Writings on the wall
A disorganized workplace always impacts your productivity in a negative way. When you need to translate your creativity and deep thoughts into words, the last thing you need are hurdles on the road. Many are the ways and means writers use to produce results, but you do not have to make it harder for yourself, do you? Alas, we humans are eager hoarders, amassing clutter in the form of paper, pens, mail, takeout boxes, wall art, paid bills, notes, office supplies, etc.
Well, the desk where we write should be an impeccable zone of productivity, not a haphazard area teeming with frippery. Thus, go over it with a fine-tooth comb and pinpoint anything that serves no clear purpose.
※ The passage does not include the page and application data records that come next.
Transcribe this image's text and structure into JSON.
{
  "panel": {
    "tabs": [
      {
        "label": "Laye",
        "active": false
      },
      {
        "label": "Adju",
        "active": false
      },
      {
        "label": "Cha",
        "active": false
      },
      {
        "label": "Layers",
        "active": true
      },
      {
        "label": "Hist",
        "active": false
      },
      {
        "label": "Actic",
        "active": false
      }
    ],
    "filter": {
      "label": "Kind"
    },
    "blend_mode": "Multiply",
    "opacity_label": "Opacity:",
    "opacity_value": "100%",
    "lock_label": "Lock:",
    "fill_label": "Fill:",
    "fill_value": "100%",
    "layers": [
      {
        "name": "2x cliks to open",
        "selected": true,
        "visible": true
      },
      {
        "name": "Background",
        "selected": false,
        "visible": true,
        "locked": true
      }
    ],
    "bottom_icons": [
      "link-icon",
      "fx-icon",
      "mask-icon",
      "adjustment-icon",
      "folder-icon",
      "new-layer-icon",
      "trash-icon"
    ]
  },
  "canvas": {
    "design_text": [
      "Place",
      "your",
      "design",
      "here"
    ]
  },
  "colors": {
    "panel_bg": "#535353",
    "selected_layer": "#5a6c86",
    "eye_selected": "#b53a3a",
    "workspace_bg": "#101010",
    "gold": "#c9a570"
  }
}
You want to keep only the things that help you get the job done around. Get rid of the rest, store it, give it away, or find some other role for it in the household. Do not forget about digital clutter as well: deal with unused files, odd folders on your desktop, and annoying pop-up notifications.
Fragile workings of focus
I must admit I was not always versed in keeping clutter at bay. But, you know, when your mouse is trapped between a coffee mug and a pile of books, and you constantly get entangled in a cable mess, you realize you are doing something wrong. I found out the hard way that your ability to concentrate is inhibited whenever faced with an external muddle. In that sense, writing is a job just like any other that people perform in offices. Furthermore, items have sentimental and personal value to us.
They carry an emotional burden and remind us of past situations. So, in my experience, putting personal photos all around is not such a great idea. After all, going down memory lane does impede your focus. Instead, a special spot is reserved for a table lamp I have found at Peter’s of Kensington. Of course, it is not just there to act as a décor piece, but also to provide functionality even in the dead of night. On the other side of the desk, I have a potted plant, a silent and sympathetic fellow that does not interfere with my workload.
Remember that every time you get distracted, you have not lost just a few seconds. Namely, your brain needs some extra time to readjust and I cannot even count how many thoughts I have lost to the oblivion of forgetfulness. Even if you do not notice many of the surrounding items, rest assured that your subconscious does pay attention. This makes it a daunting task to achieve an interrupted flow of productivity and unleash full creative potential.
Free your mind
So, get your act together and assemble a work-friendly desk. Cut down on things and bear in mind that your desk reflects your inner state of mind. Even one empty coffee mug can be a productivity blocker, yet alone a pile of clutter. So, you should embrace an “out of sight, out of mind” policy and prevent unimportant things from diverting your focus. Therefore, if you ask me, it is high time to get organized and feel the healthy boost of creative energy empowering you.